Every line of the material below should be retyped exactly.
┌────────
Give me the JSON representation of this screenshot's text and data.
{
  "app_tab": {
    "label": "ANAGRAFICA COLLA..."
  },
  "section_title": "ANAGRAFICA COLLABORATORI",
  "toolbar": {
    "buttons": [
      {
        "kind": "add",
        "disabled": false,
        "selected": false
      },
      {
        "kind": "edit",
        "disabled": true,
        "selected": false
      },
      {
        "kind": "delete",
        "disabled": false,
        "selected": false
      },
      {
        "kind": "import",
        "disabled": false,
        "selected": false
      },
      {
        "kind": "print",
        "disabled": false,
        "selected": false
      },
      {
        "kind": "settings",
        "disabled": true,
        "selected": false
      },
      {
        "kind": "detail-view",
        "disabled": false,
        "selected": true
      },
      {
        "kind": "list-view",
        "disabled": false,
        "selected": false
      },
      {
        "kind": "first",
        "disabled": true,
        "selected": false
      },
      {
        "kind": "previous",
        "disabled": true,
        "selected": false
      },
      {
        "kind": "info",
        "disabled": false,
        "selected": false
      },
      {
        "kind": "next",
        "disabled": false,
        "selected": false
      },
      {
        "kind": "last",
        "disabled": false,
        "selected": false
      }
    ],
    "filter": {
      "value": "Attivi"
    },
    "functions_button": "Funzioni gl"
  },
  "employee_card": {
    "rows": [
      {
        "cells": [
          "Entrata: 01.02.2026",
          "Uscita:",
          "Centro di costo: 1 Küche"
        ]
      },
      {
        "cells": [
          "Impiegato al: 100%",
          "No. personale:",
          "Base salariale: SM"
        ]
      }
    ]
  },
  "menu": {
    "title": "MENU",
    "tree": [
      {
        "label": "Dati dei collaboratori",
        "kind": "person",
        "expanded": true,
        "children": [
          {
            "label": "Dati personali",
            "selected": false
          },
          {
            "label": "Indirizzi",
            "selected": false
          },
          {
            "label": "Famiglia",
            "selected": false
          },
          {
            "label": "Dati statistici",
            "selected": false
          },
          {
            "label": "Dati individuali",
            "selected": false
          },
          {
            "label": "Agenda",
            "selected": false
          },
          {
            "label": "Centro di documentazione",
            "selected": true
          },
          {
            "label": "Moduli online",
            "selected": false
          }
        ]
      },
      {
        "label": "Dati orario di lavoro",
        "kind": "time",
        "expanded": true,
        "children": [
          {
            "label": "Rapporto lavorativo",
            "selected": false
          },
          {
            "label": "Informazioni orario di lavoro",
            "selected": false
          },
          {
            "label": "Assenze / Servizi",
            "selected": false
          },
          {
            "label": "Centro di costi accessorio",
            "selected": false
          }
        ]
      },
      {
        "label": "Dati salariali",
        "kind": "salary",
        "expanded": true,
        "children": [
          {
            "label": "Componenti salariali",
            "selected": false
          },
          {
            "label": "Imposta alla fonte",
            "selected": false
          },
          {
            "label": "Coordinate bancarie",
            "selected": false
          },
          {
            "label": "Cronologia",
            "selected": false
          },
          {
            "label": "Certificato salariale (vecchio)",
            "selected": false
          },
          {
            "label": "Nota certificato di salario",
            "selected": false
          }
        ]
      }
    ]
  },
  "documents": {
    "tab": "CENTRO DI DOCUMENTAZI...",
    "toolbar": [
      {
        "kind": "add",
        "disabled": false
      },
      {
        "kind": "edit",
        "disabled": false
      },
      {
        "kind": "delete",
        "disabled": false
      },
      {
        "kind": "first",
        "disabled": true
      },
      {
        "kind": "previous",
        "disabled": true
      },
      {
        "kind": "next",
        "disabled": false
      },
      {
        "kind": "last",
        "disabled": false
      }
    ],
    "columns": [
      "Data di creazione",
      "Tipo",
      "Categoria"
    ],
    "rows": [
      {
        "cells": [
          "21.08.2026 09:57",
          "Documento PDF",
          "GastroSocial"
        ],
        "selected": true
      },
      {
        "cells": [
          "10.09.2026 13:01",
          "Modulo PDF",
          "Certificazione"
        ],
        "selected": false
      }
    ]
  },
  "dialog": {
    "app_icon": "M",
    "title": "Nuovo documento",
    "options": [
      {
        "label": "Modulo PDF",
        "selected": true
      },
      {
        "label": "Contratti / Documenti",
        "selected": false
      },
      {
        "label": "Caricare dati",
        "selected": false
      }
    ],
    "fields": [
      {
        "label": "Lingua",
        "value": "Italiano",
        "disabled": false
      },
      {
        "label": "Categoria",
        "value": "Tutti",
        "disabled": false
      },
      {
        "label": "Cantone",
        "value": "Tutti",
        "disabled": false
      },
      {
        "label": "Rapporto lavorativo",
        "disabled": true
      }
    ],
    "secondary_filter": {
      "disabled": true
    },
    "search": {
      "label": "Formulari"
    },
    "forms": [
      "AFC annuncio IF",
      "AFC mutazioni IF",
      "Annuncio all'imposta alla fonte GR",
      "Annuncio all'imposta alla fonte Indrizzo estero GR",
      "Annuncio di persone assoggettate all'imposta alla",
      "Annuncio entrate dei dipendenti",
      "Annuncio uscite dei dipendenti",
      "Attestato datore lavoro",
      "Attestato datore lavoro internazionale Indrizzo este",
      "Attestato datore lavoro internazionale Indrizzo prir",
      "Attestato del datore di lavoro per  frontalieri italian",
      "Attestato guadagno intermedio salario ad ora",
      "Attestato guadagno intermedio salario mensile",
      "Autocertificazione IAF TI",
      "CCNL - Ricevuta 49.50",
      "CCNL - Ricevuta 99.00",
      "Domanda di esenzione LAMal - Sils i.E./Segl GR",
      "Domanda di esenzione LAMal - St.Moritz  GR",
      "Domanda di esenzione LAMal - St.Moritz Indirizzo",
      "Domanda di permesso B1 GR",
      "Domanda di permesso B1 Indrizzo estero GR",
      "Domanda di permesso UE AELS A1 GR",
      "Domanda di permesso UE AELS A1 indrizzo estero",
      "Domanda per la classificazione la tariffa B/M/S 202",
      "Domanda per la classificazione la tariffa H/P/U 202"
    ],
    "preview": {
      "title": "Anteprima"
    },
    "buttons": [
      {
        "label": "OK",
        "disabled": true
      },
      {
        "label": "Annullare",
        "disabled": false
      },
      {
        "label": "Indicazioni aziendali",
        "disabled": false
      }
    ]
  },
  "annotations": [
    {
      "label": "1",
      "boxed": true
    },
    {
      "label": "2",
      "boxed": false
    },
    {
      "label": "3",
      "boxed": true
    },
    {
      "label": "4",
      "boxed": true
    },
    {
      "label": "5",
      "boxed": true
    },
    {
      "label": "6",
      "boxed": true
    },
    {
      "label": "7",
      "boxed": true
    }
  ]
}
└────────
→ FINISHED EXERCISE
Give me the JSON representation of this screenshot's text and data.
{
  "app_tab": {
    "label": "ANAGRAFICA COLLA..."
  },
  "section_title": "ANAGRAFICA COLLABORATORI",
  "toolbar": {
    "buttons": [
      {
        "kind": "add",
        "disabled": false,
        "selected": false
      },
      {
        "kind": "edit",
        "disabled": true,
        "selected": false
      },
      {
        "kind": "delete",
        "disabled": false,
        "selected": false
      },
      {
        "kind": "import",
        "disabled": false,
        "selected": false
      },
      {
        "kind": "print",
        "disabled": false,
        "selected": false
      },
      {
        "kind": "settings",
        "disabled": true,
        "selected": false
      },
      {
        "kind": "detail-view",
        "disabled": false,
        "selected": true
      },
      {
        "kind": "list-view",
        "disabled": false,
        "selected": false
      },
      {
        "kind": "first",
        "disabled": true,
        "selected": false
      },
      {
        "kind": "previous",
        "disabled": true,
        "selected": false
      },
      {
        "kind": "info",
        "disabled": false,
        "selected": false
      },
      {
        "kind": "next",
        "disabled": false,
        "selected": false
      },
      {
        "kind": "last",
        "disabled": false,
        "selected": false
      }
    ],
    "filter": {
      "value": "Attivi"
    },
    "functions_button": "Funzioni gl"
  },
  "employee_card": {
    "rows": [
      {
        "cells": [
          "Entrata: 01.02.2026",
          "Uscita:",
          "Centro di costo: 1 Küche"
        ]
      },
      {
        "cells": [
          "Impiegato al: 100%",
          "No. personale:",
          "Base salariale: SM"
        ]
      }
    ]
  },
  "menu": {
    "title": "MENU",
    "tree": [
      {
        "label": "Dati dei collaboratori",
        "kind": "person",
        "expanded": true,
        "children": [
          {
            "label": "Dati personali",
            "selected": false
          },
          {
            "label": "Indirizzi",
            "selected": false
          },
          {
            "label": "Famiglia",
            "selected": false
          },
          {
            "label": "Dati statistici",
            "selected": false
          },
          {
            "label": "Dati individuali",
            "selected": false
          },
          {
            "label": "Agenda",
            "selected": false
          },
          {
            "label": "Centro di documentazione",
            "selected": true
          },
          {
            "label": "Moduli online",
            "selected": false
          }
        ]
      },
      {
        "label": "Dati orario di lavoro",
        "kind": "time",
        "expanded": true,
        "children": [
          {
            "label": "Rapporto lavorativo",
            "selected": false
          },
          {
            "label": "Informazioni orario di lavoro",
            "selected": false
          },
          {
            "label": "Assenze / Servizi",
            "selected": false
          },
          {
            "label": "Centro di costi accessorio",
            "selected": false
          }
        ]
      },
      {
        "label": "Dati salariali",
        "kind": "salary",
        "expanded": true,
        "children": [
          {
            "label": "Componenti salariali",
            "selected": false
          },
          {
            "label": "Imposta alla fonte",
            "selected": false
          },
          {
            "label": "Coordinate bancarie",
            "selected": false
          },
          {
            "label": "Cronologia",
            "selected": false
          },
          {
            "label": "Certificato salariale (vecchio)",
            "selected": false
          },
          {
            "label": "Nota certificato di salario",
            "selected": false
          }
        ]
      }
    ]
  },
  "documents": {
    "tab": "CENTRO DI DOCUMENTAZI...",
    "toolbar": [
      {
        "kind": "add",
        "disabled": false
      },
      {
        "kind": "edit",
        "disabled": false
      },
      {
        "kind": "delete",
        "disabled": false
      },
      {
        "kind": "first",
        "disabled": true
      },
      {
        "kind": "previous",
        "disabled": true
      },
      {
        "kind": "next",
        "disabled": false
      },
      {
        "kind": "last",
        "disabled": false
      }
    ],
    "columns": [
      "Data di creazione",
      "Tipo",
      "Categoria"
    ],
    "rows": [
      {
        "cells": [
          "21.08.2026 09:57",
          "Documento PDF",
          "GastroSocial"
        ],
        "selected": true
      },
      {
        "cells": [
          "10.09.2026 13:01",
          "Modulo PDF",
          "Certificazione"
        ],
        "selected": false
      }
    ]
  },
  "dialog": {
    "app_icon": "M",
    "title": "Nuovo documento",
    "options": [
      {
        "label": "Modulo PDF",
        "selected": true
      },
      {
        "label": "Contratti / Documenti",
        "selected": false
      },
      {
        "label": "Caricare dati",
        "selected": false
      }
    ],
    "fields": [
      {
        "label": "Lingua",
        "value": "Italiano",
        "disabled": false
      },
      {
        "label": "Categoria",
        "value": "Tutti",
        "disabled": false
      },
      {
        "label": "Cantone",
        "value": "Tutti",
        "disabled": false
      },
      {
        "label": "Rapporto lavorativo",
        "disabled": true
      }
    ],
    "secondary_filter": {
      "disabled": true
    },
    "search": {
      "label": "Formulari"
    },
    "forms": [
      "AFC annuncio IF",
      "AFC mutazioni IF",
      "Annuncio all'imposta alla fonte GR",
      "Annuncio all'imposta alla fonte Indrizzo estero GR",
      "Annuncio di persone assoggettate all'imposta alla",
      "Annuncio entrate dei dipendenti",
      "Annuncio uscite dei dipendenti",
      "Attestato datore lavoro",
      "Attestato datore lavoro internazionale Indrizzo este",
      "Attestato datore lavoro internazionale Indrizzo prir",
      "Attestato del datore di lavoro per  frontalieri italian",
      "Attestato guadagno intermedio salario ad ora",
      "Attestato guadagno intermedio salario mensile",
      "Autocertificazione IAF TI",
      "CCNL - Ricevuta 49.50",
      "CCNL - Ricevuta 99.00",
      "Domanda di esenzione LAMal - Sils i.E./Segl GR",
      "Domanda di esenzione LAMal - St.Moritz  GR",
      "Domanda di esenzione LAMal - St.Moritz Indirizzo",
      "Domanda di permesso B1 GR",
      "Domanda di permesso B1 Indrizzo estero GR",
      "Domanda di permesso UE AELS A1 GR",
      "Domanda di permesso UE AELS A1 indrizzo estero",
      "Domanda per la classificazione la tariffa B/M/S 202",
      "Domanda per la classificazione la tariffa H/P/U 202"
    ],
    "preview": {
      "title": "Anteprima"
    },
    "buttons": [
      {
        "label": "OK",
        "disabled": true
      },
      {
        "label": "Annullare",
        "disabled": false
      },
      {
        "label": "Indicazioni aziendali",
        "disabled": false
      }
    ]
  },
  "annotations": [
    {
      "label": "1",
      "boxed": true
    },
    {
      "label": "2",
      "boxed": false
    },
    {
      "label": "3",
      "boxed": true
    },
    {
      "label": "4",
      "boxed": true
    },
    {
      "label": "5",
      "boxed": true
    },
    {
      "label": "6",
      "boxed": true
    },
    {
      "label": "7",
      "boxed": true
    }
  ]
}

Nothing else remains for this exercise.